Acanthite is often confused with the name argentite and it is no wonder. Several mineral guides interchange the names or combine the names as is done here. But the proper mineral name when referring to Ag2S at room temperatures is acanthite. Argentite is a name applied to one polymorph (meaning many shapes) of Ag2S. Acanthite and argentite have the same chemistry , Ag2S, but different structures. Argentite has an isometric structure and is only stable at temperatures above 173 degrees Celsius and if cooling from a melt, will form isometric crystals such as cubes, octahedrons and dodecahedrons. Upon cooling to below 173 degrees Celsius, argentite transforms from its isometric structure to the monoclinic structure of acanthite. The transformation often distorts the crystals to unrecognizable shapes, but some will still have an overall isometric crystal shape. These crystals are called pseudomorphs (false shapes) as they are actually acanthite's crystals in the shape of argentite's crystals. Argentite has been historically used when referring to these crystals, but the acknowledgment of the true identity of the mineral requires the naming of these crystals (at lower temperatures) as acanthite.

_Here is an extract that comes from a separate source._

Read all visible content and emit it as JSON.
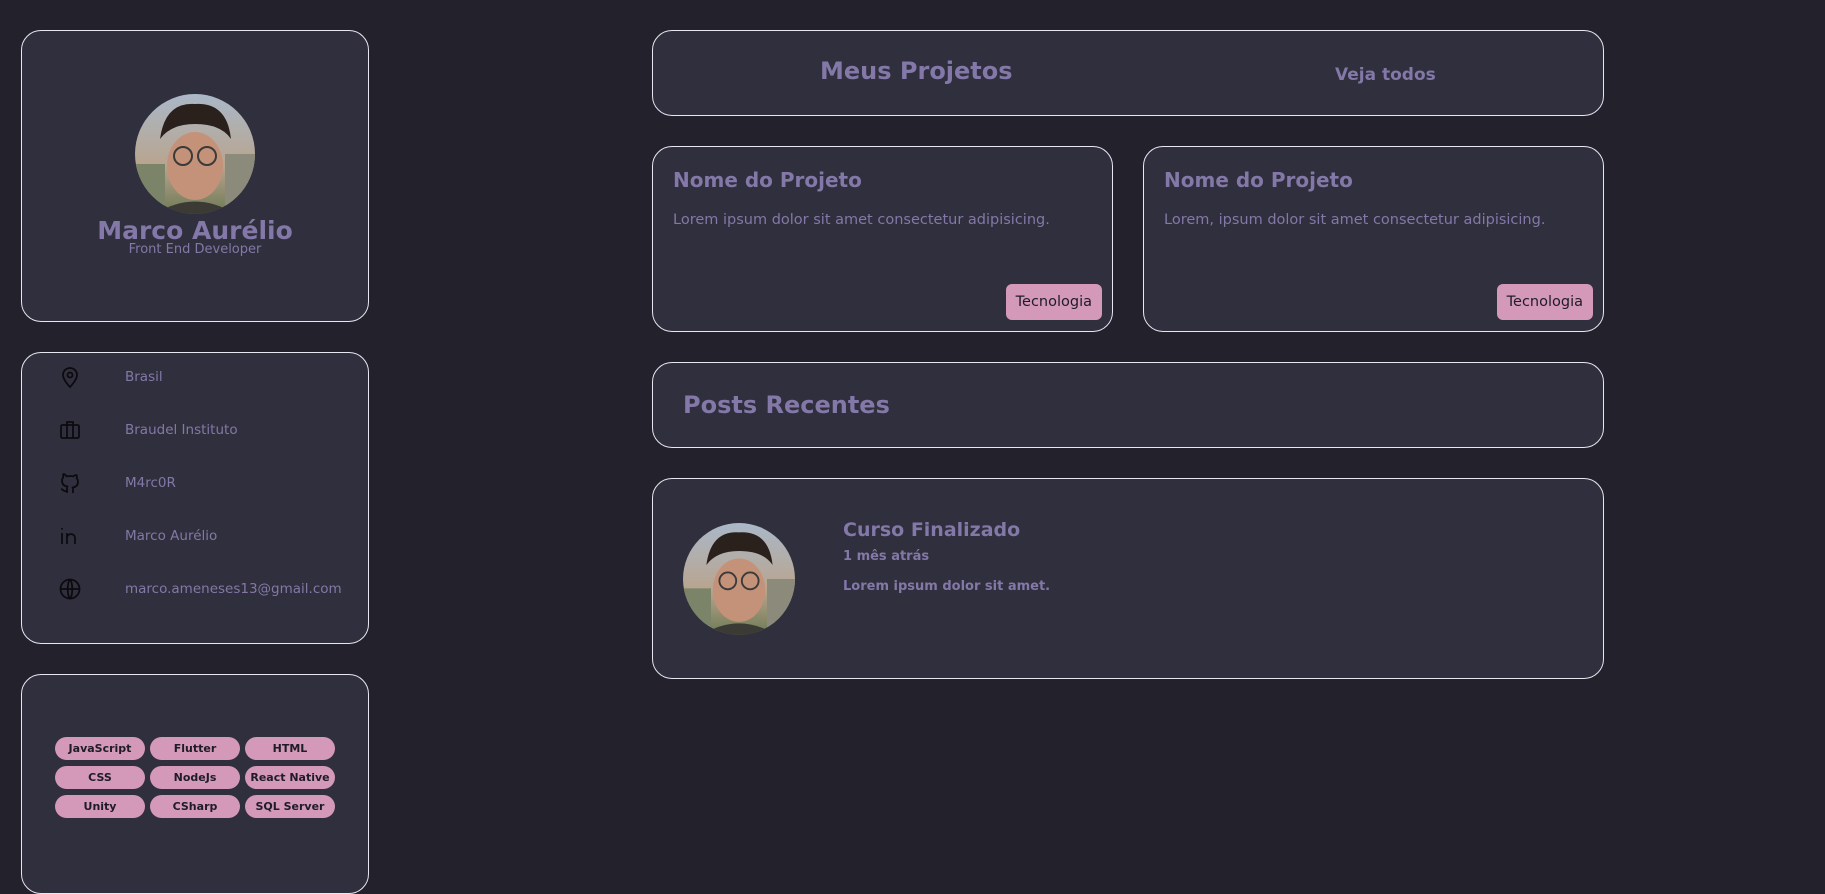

Acanthite, in addition to the crystals discussed above, forms interesting groupings of crystals. The crystals themselves are often distorted, but they group together into some intricate arborescent (branching) structures.

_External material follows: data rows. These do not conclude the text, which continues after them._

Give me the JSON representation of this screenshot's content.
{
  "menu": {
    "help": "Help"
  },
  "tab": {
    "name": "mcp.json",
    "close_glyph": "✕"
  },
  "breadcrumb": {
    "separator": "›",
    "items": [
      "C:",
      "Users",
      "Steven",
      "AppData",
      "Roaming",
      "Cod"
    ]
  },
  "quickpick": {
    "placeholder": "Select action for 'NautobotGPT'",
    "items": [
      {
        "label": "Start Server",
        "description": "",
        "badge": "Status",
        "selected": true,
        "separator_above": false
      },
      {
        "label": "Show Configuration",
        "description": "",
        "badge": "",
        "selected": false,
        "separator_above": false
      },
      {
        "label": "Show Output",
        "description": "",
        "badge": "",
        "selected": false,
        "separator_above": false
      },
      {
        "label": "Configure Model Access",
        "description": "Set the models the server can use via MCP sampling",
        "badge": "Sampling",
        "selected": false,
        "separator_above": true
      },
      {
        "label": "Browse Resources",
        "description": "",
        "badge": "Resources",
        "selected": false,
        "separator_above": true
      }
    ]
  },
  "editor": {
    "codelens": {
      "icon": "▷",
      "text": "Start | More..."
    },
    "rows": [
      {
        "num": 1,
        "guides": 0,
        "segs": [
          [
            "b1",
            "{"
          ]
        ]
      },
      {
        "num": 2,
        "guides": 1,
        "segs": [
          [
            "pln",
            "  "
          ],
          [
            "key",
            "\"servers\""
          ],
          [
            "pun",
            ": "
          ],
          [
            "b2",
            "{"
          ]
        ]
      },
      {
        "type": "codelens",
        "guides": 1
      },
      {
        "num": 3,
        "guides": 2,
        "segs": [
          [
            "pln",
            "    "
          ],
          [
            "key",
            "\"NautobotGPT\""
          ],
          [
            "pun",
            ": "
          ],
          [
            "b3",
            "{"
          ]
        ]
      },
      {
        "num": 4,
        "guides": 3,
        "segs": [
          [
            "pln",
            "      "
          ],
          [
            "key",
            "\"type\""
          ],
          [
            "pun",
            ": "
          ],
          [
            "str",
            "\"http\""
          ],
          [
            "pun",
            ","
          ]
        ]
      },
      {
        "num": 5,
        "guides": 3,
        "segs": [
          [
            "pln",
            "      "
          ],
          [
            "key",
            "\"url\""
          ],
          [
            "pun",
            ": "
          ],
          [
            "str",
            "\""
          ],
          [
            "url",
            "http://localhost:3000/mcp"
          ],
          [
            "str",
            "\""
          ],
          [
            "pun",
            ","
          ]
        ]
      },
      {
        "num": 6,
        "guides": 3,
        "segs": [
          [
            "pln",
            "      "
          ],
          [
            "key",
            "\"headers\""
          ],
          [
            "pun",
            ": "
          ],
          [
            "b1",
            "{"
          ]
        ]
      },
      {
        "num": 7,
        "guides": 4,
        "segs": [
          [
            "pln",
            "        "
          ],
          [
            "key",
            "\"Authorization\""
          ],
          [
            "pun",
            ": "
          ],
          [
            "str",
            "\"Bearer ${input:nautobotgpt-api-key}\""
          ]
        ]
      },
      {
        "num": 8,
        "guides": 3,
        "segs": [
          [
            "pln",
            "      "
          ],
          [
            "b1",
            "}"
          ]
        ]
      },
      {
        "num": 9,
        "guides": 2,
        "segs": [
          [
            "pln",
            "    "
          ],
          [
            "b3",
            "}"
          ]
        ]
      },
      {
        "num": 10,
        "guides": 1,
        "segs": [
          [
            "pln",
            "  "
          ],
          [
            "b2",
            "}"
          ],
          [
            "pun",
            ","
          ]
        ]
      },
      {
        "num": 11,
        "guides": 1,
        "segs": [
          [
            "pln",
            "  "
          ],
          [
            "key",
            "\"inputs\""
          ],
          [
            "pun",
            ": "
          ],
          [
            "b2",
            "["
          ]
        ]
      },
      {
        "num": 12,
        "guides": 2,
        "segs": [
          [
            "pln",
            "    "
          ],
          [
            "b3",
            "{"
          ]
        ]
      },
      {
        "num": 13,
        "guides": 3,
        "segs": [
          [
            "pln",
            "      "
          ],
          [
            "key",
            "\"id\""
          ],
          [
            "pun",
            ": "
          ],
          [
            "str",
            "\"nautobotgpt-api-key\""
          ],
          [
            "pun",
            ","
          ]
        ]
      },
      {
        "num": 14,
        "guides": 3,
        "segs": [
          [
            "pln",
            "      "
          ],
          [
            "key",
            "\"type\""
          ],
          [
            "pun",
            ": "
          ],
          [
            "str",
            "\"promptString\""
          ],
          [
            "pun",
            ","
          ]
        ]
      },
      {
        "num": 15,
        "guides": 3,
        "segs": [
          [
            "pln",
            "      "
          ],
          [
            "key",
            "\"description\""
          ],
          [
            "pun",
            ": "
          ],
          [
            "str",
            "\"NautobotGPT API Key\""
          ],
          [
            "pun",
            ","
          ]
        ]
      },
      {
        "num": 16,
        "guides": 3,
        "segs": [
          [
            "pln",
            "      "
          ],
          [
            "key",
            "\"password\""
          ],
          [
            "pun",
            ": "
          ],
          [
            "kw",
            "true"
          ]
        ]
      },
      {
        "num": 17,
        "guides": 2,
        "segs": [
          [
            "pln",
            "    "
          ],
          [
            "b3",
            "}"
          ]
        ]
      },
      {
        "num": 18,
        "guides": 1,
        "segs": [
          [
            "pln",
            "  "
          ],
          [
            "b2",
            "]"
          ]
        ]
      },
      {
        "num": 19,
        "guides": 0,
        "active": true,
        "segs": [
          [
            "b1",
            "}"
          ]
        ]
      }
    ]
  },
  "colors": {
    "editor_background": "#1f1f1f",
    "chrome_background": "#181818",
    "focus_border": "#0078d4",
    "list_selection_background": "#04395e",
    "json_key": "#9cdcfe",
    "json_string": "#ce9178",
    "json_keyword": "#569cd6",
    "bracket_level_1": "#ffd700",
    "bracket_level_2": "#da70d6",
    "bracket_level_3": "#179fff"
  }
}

Argentite comes from the Latin word for silver, argentum, from which the chemical symbol for silver, Ag, is also derived. Acanthite comes from the Greek word for thorn, acantha, in allusion to its typical crystal habits.

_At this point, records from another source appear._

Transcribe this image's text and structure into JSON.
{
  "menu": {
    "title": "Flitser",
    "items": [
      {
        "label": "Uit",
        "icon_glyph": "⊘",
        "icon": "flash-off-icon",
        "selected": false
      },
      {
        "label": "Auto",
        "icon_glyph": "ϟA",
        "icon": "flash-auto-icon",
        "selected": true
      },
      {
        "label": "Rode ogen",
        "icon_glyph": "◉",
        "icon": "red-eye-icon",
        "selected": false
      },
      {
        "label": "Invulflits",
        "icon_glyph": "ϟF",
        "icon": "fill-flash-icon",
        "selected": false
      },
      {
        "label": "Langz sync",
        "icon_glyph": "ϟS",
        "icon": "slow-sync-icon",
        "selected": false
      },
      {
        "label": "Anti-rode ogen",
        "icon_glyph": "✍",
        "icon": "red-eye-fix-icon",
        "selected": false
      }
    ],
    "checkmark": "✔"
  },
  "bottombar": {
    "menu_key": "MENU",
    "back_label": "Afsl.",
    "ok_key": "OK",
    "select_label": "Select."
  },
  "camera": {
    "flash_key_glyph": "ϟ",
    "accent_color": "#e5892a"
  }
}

Acanthite is generally easily identified although it may appear like galena and other silver sulfide minerals. The crystal habits discussed above are usually diagnostic enough, however the sectility test may be needed in some cases. Acanthite is sectile which means that it can be cut into by a knife just like lead. Acanthite is generally a very valuable mineral specimen, due mostly to the high silver content and the rarity of good crystals. It is a pleasure to own fine acanthite specimens once they are finally procured.